The School of Biological Sciences houses  a variety of equipment for studying the structure, dynamics and interactions of biological molecules. If you want to use these instruments please contact Dr Richard Kingston (, who can explain the access arrangements.

Laser Light Scattering

Dynamic Light Scattering allows us to measure the speed at which molecules move through solution - which is dependent on their size and shape. We have a Wyatt  Dynapro Titan dynamic light scattering instrument.

Static Light Scattering allows us to estimate the mass of proteins and protein assemblies.  We have a Polymer Standards Service SLD7000 Multi-Angle Laser Light Scattering detector linked to a Dionex HPLC. This enables Size Exclusion Chromatography coupled with Multi-angle Laser Light Scatterring (SEC-MALLS).


Ultraviolet and visible  absorbance spectroscopy

The absorption of ultraviolet and visible light by molecules has numerous applications. These include simple concentration measurements, the study of enzymatic reactions, and the study of molecular conformation. We have a Cary 4000 UV / visible spectrometer with a thermostatted multi-cell holder.

Circular Dichroism and Fluorescence Spectroscopy 

Circular dichroism (CD) spectroscopy is a very sensitive probe of molecular conformation. It is frequently used to study protein stability as a function of temperature or solution composition, and to follow conformational changes associated with binding. We have Applied Photophysics PiStar and Chirascan Spectrometers. The Chirascan is used exlusively for CD spectroscopy. The Pistar is also capable of making fluoresence measurements and has a stopped flow accessory, enabling the study of very rapid processes.

Temperature Scanning Fluorimetry.
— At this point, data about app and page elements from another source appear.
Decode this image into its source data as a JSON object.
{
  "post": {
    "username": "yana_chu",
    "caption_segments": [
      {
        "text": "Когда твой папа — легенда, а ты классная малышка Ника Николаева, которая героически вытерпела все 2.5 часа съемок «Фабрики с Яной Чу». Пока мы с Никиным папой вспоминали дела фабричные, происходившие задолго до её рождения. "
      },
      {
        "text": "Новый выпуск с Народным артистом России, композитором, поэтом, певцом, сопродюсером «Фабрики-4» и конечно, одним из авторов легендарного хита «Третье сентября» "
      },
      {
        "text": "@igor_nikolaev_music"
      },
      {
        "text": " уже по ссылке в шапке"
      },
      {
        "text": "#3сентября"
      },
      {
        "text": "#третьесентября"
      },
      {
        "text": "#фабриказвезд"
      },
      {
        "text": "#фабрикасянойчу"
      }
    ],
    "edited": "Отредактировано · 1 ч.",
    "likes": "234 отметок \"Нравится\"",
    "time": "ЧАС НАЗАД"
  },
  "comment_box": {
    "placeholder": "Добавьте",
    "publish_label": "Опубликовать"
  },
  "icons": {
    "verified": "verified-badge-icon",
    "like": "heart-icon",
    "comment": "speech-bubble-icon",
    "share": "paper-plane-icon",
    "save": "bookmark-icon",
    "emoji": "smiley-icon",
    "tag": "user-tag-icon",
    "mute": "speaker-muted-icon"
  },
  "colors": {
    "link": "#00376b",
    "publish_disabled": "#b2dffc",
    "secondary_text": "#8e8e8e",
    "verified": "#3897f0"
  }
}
Real Time PCR machines have a lot of applications in biology. We have one, but we don't use it for PCR. We use it for the qualitative study of protein stability. The temperature at which a protein unfolds is assessed by the increase in fluorescence of a hydrophobic dye, which binds to the exposed core of the protein as it unravels. A Bio-Rad MyIQ Real Time PCR system, is dedicated to these experiments.


Isothermal Titration Calorimetry is a basic quantitative technique for studying molecular interactions, in which the tiny amount of heat released or absorbed during binding is accurately measured. From this raw data, a very complete description of binding can be achieved. The technique can also be used to study enzymatic reactions. A Microcal VP-ITC isothermal titration calorimeter was installed in 2007. 

Differential Scanning Calorimetry is a basic quantitative technique for studying molecular stability, in which the heat required to raise the temperature of a molecular solution is measured. Applied to proteins, this can provide a comprehensive energetic description of the protein folding and unfolding process. A TA Instruments Nano DSC was installed in 2015.

Measurement of solution properties

Measurement of the refractive index of solutions is required for light scattering studies, and is also often used to measure solution composition in biochemistry and biophysics. We have a Schmidt and Haensch multiple wavelength refractometer.

Measurement of solution viscosity is required for correct interpretation of hydrodynamic techniques, involving molecular diffusion. It can also tell us something about molecular conformation, as the impacts of a molecule on solution viscosity are very sensitive to shape. We have a Rheosense microfluidic viscometer (m-VROC), with accurate temperature control (4-100 °C)

Interpretation of data from hydrodynamic techniques sometimes requires the measurement of solution density. We have a Rudolph DDM 2910 Digital Density Meter to enable this.

High Resolution Molecular Imaging

X-ray diffraction

X-ray crystallography is the highest resolution direct imaging technique currently available. X-rays can be used to visualize structures at the atomic and molecular level - covering sizes from 0.1 - 100 nm. Installed in 2006, was a Rigaku MicroMax-007 HF rotating anode generator, 2 mar research desktop beamline stations, Osmic mirror optics, and an Oxford Cobra cryo-cooling system.

Electron Microscopy

The electron microscope can be used to visualize molecules and molecular assemblies that are too large or too irregular to be studied by X-ray diffraction. Electron microscopy is also uniquely suited for the study of integral membrane proteins. Housed in the basement is a FEI Tecnai FEG20 electron microscope, equipped with a high- tilt Cryo-stage and a Gatan Energy Filter.  We have an automated vitrification system for cryo-em sample preparation  (FEI Vitrobot). This equipment is managed as part of the University’s Imaging Centre.

Other Equipment

Nuclear Magnetic Resonance spectroscopy

Nuclear Magnetic Resonance (NMR) spectroscopy, based on the absorbance of radio frequency radiation, is one of the most powerful spectroscopic techniques in biology. It provides information on molecular structure and dynamics. Not housed within SBS, but nearby in the chemistry department, is a Bruker 600 MHz NMR spectrometer equipped with a triple resonance cryoprobe, suitable for solution NMR spectroscopy of biological samples.  This equipment is part of the University’s NMR centre.